(Component data from apps and pages)
----

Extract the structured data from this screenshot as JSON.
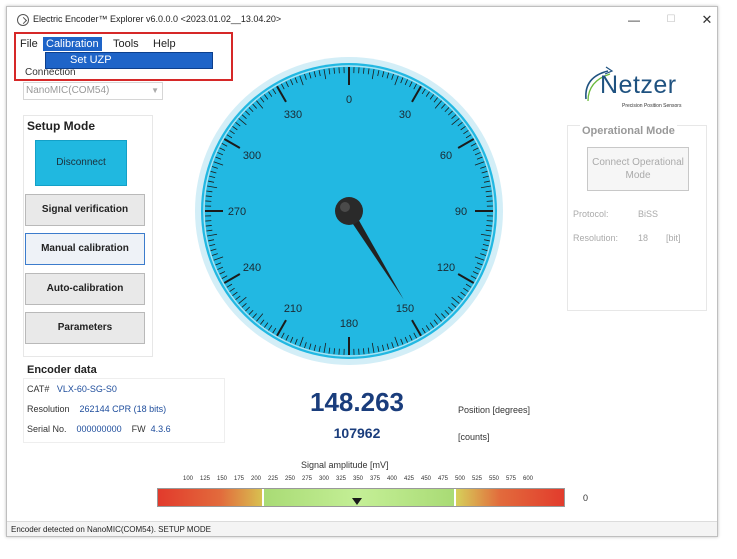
{
  "window": {
    "title": "Electric Encoder™ Explorer v6.0.0.0  <2023.01.02__13.04.20>",
    "controls": {
      "minimize": "—",
      "maximize": "☐",
      "close": "✕"
    }
  },
  "menu": {
    "file": "File",
    "calibration": "Calibration",
    "tools": "Tools",
    "help": "Help",
    "dropdown_item": "Set UZP"
  },
  "connection": {
    "label": "Connection",
    "selected": "NanoMIC(COM54)"
  },
  "setup": {
    "title": "Setup Mode",
    "disconnect": "Disconnect",
    "signal_verification": "Signal verification",
    "manual_calibration": "Manual calibration",
    "auto_calibration": "Auto-calibration",
    "parameters": "Parameters"
  },
  "encoder": {
    "title": "Encoder data",
    "cat_label": "CAT#",
    "cat_value": "VLX-60-SG-S0",
    "resolution_label": "Resolution",
    "resolution_value": "262144 CPR (18 bits)",
    "serial_label": "Serial No.",
    "serial_value": "000000000",
    "fw_label": "FW",
    "fw_value": "4.3.6"
  },
  "gauge": {
    "labels": [
      "0",
      "30",
      "60",
      "90",
      "120",
      "150",
      "180",
      "210",
      "240",
      "270",
      "300",
      "330"
    ],
    "angle_degrees": 148.263,
    "accent_color": "#25bde6"
  },
  "readout": {
    "position": "148.263",
    "position_unit": "Position [degrees]",
    "counts": "107962",
    "counts_unit": "[counts]"
  },
  "logo": {
    "name": "Netzer",
    "tagline": "Precision Position Sensors"
  },
  "operational": {
    "title": "Operational Mode",
    "button": "Connect Operational Mode",
    "protocol_label": "Protocol:",
    "protocol_value": "BiSS",
    "resolution_label": "Resolution:",
    "resolution_value": "18",
    "resolution_unit": "[bit]"
  },
  "signal": {
    "title": "Signal amplitude [mV]",
    "ticks": [
      "100",
      "125",
      "150",
      "175",
      "200",
      "225",
      "250",
      "275",
      "300",
      "325",
      "350",
      "375",
      "400",
      "425",
      "450",
      "475",
      "500",
      "525",
      "550",
      "575",
      "600"
    ],
    "current_value": "0",
    "pointer_mV": 350
  },
  "status": {
    "text": "Encoder detected on NanoMIC(COM54). SETUP MODE"
  }
}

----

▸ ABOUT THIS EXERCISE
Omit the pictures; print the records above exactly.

▸ RESPONSE
Extract the structured data from this screenshot as JSON.
{
  "window": {
    "title": "Electric Encoder™ Explorer v6.0.0.0  <2023.01.02__13.04.20>",
    "controls": {
      "minimize": "—",
      "maximize": "☐",
      "close": "✕"
    }
  },
  "menu": {
    "file": "File",
    "calibration": "Calibration",
    "tools": "Tools",
    "help": "Help",
    "dropdown_item": "Set UZP"
  },
  "connection": {
    "label": "Connection",
    "selected": "NanoMIC(COM54)"
  },
  "setup": {
    "title": "Setup Mode",
    "disconnect": "Disconnect",
    "signal_verification": "Signal verification",
    "manual_calibration": "Manual calibration",
    "auto_calibration": "Auto-calibration",
    "parameters": "Parameters"
  },
  "encoder": {
    "title": "Encoder data",
    "cat_label": "CAT#",
    "cat_value": "VLX-60-SG-S0",
    "resolution_label": "Resolution",
    "resolution_value": "262144 CPR (18 bits)",
    "serial_label": "Serial No.",
    "serial_value": "000000000",
    "fw_label": "FW",
    "fw_value": "4.3.6"
  },
  "gauge": {
    "labels": [
      "0",
      "30",
      "60",
      "90",
      "120",
      "150",
      "180",
      "210",
      "240",
      "270",
      "300",
      "330"
    ],
    "angle_degrees": 148.263,
    "accent_color": "#25bde6"
  },
  "readout": {
    "position": "148.263",
    "position_unit": "Position [degrees]",
    "counts": "107962",
    "counts_unit": "[counts]"
  },
  "logo": {
    "name": "Netzer",
    "tagline": "Precision Position Sensors"
  },
  "operational": {
    "title": "Operational Mode",
    "button": "Connect Operational Mode",
    "protocol_label": "Protocol:",
    "protocol_value": "BiSS",
    "resolution_label": "Resolution:",
    "resolution_value": "18",
    "resolution_unit": "[bit]"
  },
  "signal": {
    "title": "Signal amplitude [mV]",
    "ticks": [
      "100",
      "125",
      "150",
      "175",
      "200",
      "225",
      "250",
      "275",
      "300",
      "325",
      "350",
      "375",
      "400",
      "425",
      "450",
      "475",
      "500",
      "525",
      "550",
      "575",
      "600"
    ],
    "current_value": "0",
    "pointer_mV": 350
  },
  "status": {
    "text": "Encoder detected on NanoMIC(COM54). SETUP MODE"
  }
}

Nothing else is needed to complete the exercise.